     This book is the first in a three-part series. They are not ‘stand alone’ stories, but a continuing chronicle of the main characters’ experiences. Though this book is a good read without the other installments ***TINY SPOILER ALERT***—it has a cliff-hanger ending.  END OF SPOILER You will want to read the next.

     I have to be honest—I downloaded this eBook only because I am familiar with the author Katie Ganshert and it was free. The YA genre was a new branch for Ganshert, who has written many novels in the inspirational contemporary romance genre. I’ve had this eBook since last year, and finally decided to read it.

     I loved this story so much I am buying the other two books of the series! WARNING: Do NOT read the summary of parts two and three if you don’t want any spoilers. I just did and I was so… Nope. Not gonna tell. But the description does let you know what happens after the first book--something I didn’t want to know yet.

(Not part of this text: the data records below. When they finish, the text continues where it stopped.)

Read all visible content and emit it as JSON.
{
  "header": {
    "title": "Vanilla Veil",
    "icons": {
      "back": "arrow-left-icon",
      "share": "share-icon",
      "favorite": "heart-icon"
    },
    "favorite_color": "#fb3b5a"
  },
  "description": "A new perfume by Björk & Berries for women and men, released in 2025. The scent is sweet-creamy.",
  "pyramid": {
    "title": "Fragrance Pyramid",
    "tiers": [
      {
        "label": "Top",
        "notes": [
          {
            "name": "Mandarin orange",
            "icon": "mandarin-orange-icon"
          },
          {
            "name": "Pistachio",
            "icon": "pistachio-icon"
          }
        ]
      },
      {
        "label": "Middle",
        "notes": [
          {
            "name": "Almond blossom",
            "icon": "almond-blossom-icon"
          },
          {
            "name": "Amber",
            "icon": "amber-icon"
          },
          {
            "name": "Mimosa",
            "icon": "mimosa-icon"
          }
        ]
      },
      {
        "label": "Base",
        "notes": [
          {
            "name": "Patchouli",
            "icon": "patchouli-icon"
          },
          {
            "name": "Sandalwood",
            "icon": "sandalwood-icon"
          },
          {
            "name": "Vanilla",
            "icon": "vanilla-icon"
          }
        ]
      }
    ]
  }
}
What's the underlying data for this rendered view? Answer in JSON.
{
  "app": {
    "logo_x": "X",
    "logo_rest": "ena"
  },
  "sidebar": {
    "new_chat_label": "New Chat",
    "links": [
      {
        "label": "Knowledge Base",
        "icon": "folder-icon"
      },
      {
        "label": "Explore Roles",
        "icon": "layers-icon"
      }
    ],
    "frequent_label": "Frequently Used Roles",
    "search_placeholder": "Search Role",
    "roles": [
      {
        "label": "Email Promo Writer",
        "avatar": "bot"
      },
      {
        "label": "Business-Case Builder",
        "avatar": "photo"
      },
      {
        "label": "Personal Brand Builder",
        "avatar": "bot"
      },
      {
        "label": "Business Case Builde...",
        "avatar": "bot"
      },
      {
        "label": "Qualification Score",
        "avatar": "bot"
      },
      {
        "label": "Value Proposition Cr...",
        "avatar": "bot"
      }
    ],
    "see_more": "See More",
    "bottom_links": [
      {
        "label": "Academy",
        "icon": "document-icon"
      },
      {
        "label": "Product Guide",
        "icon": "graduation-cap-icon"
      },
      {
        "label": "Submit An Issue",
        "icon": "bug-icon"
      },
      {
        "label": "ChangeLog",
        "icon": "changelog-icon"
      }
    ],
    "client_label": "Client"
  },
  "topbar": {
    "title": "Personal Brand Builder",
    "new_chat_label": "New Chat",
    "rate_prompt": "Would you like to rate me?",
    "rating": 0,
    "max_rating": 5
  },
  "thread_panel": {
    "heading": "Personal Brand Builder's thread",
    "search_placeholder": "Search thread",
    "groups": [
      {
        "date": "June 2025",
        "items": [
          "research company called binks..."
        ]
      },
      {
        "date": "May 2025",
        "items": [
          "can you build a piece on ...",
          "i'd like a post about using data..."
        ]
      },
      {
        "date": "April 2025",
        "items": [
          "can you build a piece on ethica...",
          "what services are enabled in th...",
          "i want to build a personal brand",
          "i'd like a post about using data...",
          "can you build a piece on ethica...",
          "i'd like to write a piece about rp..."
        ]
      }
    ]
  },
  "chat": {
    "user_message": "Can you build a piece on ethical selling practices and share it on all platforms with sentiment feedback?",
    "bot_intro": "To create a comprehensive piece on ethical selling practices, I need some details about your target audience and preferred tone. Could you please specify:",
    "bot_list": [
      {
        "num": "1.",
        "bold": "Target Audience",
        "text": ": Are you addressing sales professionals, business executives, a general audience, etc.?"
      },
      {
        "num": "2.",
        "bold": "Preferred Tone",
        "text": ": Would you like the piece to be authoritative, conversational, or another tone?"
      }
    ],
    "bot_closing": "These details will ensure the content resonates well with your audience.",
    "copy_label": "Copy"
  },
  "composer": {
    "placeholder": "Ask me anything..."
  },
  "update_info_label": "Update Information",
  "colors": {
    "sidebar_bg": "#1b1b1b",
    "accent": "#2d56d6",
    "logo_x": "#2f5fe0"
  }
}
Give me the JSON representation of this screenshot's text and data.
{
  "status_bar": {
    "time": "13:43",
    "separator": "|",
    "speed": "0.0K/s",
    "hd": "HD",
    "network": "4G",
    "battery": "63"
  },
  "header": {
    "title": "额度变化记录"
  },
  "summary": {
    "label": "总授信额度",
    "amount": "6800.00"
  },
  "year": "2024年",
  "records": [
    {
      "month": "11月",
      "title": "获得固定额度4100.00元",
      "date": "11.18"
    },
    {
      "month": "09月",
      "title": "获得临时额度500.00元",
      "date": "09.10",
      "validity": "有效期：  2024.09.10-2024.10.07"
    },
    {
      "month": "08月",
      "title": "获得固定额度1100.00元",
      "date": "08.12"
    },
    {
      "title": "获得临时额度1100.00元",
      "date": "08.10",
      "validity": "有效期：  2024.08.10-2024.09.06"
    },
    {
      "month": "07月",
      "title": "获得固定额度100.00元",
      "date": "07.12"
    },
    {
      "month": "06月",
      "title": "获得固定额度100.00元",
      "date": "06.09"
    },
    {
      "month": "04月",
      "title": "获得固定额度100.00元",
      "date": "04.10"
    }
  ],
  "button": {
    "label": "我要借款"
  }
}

     If you can’t fathom reading about high school crushes and popular kids, don’t read this book. But if you want a thoroughly enjoyable story with mystery and a lovable underdog, I highly recommend this one. I’m giving it five stars! And I just now bought book two, The Awakening. I can’t wait to find out what happens next!



 *UPDATE: I finished The Awakening and immediately purchased The Gathering. Loved book two even more than the first! I couldn't put it down. I went on to finish book three in a couple of days. I made excuses to sneak away and read. I highly recommend these three books.


This series is one of those where you don't want it to be over. It was amazing! There are lots of surprises in the plot. The characters were great. The pace was excellent. The only negative is there is no fourth book in the series!
 
Do read them in order as they are not stand-alone
stories, but a three-part tale.

This story would make an awesome movie!